This is a topic that will tie into the coach's perspective article to be written later. For the client, ask questions. It is that simple. Discuss with the coach about everything related to the service you are receiving:
- Programming methodology
- Approach to movement patterns
- Cues to think about for competition lifts
- Game day strategy
- RPE of working sets
- Long term planning
It is the right of the client to learn from their coach and that is what a quality coach will strive for. All levels of athletes will work with a coach for various reasons but it is a disservice to the client not to ask questions and gain knowledge from the coach and his or her expertise.
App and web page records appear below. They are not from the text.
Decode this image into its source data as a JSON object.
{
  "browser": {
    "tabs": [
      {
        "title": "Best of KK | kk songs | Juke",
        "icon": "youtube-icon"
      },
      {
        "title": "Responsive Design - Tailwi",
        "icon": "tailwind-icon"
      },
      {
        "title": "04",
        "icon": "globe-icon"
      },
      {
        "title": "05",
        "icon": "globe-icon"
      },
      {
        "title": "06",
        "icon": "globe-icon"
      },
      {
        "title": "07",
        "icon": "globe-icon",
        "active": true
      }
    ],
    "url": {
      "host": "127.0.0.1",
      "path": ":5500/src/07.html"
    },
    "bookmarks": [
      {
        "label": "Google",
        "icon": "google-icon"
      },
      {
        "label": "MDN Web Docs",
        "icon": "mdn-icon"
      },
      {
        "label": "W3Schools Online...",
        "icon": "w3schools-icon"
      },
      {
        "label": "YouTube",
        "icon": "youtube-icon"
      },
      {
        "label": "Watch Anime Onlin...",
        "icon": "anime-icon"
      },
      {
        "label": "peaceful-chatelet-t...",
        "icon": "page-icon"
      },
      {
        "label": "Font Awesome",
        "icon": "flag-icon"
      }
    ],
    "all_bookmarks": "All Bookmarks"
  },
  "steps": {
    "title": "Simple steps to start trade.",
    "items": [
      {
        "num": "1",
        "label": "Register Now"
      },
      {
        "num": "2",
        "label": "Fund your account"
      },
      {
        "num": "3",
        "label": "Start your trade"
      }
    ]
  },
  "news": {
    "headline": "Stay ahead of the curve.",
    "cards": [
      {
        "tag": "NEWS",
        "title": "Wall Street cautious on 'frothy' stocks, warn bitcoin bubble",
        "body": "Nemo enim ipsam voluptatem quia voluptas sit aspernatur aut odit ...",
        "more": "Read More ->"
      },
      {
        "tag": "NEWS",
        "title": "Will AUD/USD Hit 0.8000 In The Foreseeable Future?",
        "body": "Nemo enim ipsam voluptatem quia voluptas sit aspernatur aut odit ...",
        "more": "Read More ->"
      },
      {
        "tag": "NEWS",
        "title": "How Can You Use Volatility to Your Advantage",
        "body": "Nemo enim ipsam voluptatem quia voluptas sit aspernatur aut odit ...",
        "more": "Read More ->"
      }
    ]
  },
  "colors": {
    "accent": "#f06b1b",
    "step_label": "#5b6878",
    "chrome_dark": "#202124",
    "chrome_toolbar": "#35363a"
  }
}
Overall, there are two key characteristics that a client can use to help become a better athlete. Communication is number one. Being in contact and providing the necessary information to the coach will have profound benefits. Video feeback, asking questions, and relaying training information will all bode in a positive experience for both parties in the relationship. The second important characteristic is mindset. Mindset ropes in both trust and positivity. Trusting the coach and their abilities is vital especially for due diligence and to reap the benefits of programming. Positive mindset of progress is the awareness to grow as a lifter on various fronts of as an athlete.